The two were in the same platoon in the war, and they got rubbings at the wall of the names of six soldiers in their platoon who died in combat.
Then they had a beer together.
Nightingale, 74, was a Marine sergeant from 1966-69. He is one of 220 veterans who made the jaunt to Washington this year with VetsRoll. Twenty World War II veterans and 45 Korean War veterans, who are 85 and older, were among those on the free trip.
A convoy of buses left Beloit on Sunday. The group returned Wednesday night to a hardy crowd of friends, family and other supporters waiting for them outside the Eclipse Center in a steady rain.
Nightingale, a Beloit native, said he witnessed the changing of the guard at Arlington National Cemetery. He also viewed the U.S. Marine Corps War Memorial, the Lincoln Memorial and the Korean War Veterans Memorial.
“It’s probably one of the greatest opportunities that a veteran can have,” Nightingale said Wednesday night on the bus ride home.
Peggy Hirschberg, 85, from Milton, said she was flabbergasted Wednesday night.
“It’s thrilling,” she said. “I’m very emotional.”
In the summer of 1952, Hirschberg assembled TNT bombs in Nebraska. She made $1.29 an hour for her work—a good-paying job at the time, she said.
Hirschberg’s second husband, Erwin Hirschberg, was a World War II veteran. He died of cancer in 2000 and wasn’t able to see the “fabulous” and “beautiful” monuments, Peggy said.
“He’s riding on my shoulder, I feel like,” she said.

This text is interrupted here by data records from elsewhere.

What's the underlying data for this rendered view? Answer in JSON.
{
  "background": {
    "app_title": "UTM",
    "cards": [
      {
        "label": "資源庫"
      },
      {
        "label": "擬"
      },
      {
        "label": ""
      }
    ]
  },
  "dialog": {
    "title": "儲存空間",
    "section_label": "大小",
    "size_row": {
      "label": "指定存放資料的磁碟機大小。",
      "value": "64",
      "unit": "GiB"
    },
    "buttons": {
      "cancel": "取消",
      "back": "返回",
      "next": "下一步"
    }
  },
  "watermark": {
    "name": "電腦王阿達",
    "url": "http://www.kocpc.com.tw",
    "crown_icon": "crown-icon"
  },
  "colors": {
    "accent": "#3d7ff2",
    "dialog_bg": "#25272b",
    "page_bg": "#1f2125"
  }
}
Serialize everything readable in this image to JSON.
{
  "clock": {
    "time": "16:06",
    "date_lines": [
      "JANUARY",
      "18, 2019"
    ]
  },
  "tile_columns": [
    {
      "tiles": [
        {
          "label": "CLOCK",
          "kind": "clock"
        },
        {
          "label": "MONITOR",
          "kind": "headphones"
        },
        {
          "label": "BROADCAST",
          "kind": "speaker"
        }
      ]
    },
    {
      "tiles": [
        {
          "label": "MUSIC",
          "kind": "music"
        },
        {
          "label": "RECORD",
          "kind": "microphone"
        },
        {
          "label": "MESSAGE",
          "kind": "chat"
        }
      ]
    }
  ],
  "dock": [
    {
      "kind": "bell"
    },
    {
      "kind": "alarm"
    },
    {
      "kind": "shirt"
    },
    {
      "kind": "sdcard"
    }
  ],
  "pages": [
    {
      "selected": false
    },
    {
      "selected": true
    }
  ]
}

Doris Arneson was one of so many women, later symbolized by “Rosie the Riveter,” who helped during World War II by producing war supplies back home.
Arneson, 83, lives in Milton. She collected milkweed pods in the town of Lima in the late 1940s and flattened tin cans for the war effort.
This year’s VetsRoll was the first trek to America’s capital for Arneson and her husband, Phil Arneson, a Korean War veteran.
On the bus, Doris said the couple likely wouldn’t have been able to make the trip on their own. She said they particularly enjoyed the National Museum of the U.S. Air Force.
“So many times you just see pictures of them,” Doris said of the airplanes. “These were the real McCoys.”
Nightingale said veterans on the trip have built lasting friendships. He said they were assisted by volunteers at every turn and that he was thanked countless times along the journey, from the memorials to their restaurant stops.
“I just think there’s a lot of healing involved in it, too, for the vets,” Nightingale said. “I know I feel different.”
He added, “This is the way our country should be run right now. Respect for each other.”